### Excerpts from an interface dataset
--------------------

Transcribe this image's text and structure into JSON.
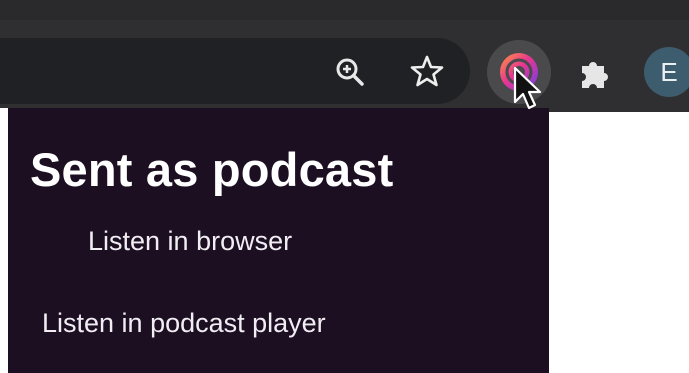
{
  "toolbar": {
    "icons": {
      "zoom": "zoom-in-icon",
      "bookmark": "star-icon",
      "active_extension": "podcast-extension-icon",
      "extensions": "puzzle-icon"
    },
    "profile_initial": "E"
  },
  "popup": {
    "title": "Sent as podcast",
    "listen_browser": "Listen in browser",
    "listen_player": "Listen in podcast player"
  },
  "colors": {
    "popup_bg": "#1c0f22",
    "toolbar_bg": "#2f2f31",
    "omnibox_bg": "#202124",
    "avatar_bg": "#3d5d6f"
  }
}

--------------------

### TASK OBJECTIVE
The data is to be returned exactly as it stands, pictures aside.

### EXERCISE RESULT
Transcribe this image's text and structure into JSON.
{
  "toolbar": {
    "icons": {
      "zoom": "zoom-in-icon",
      "bookmark": "star-icon",
      "active_extension": "podcast-extension-icon",
      "extensions": "puzzle-icon"
    },
    "profile_initial": "E"
  },
  "popup": {
    "title": "Sent as podcast",
    "listen_browser": "Listen in browser",
    "listen_player": "Listen in podcast player"
  },
  "colors": {
    "popup_bg": "#1c0f22",
    "toolbar_bg": "#2f2f31",
    "omnibox_bg": "#202124",
    "avatar_bg": "#3d5d6f"
  }
}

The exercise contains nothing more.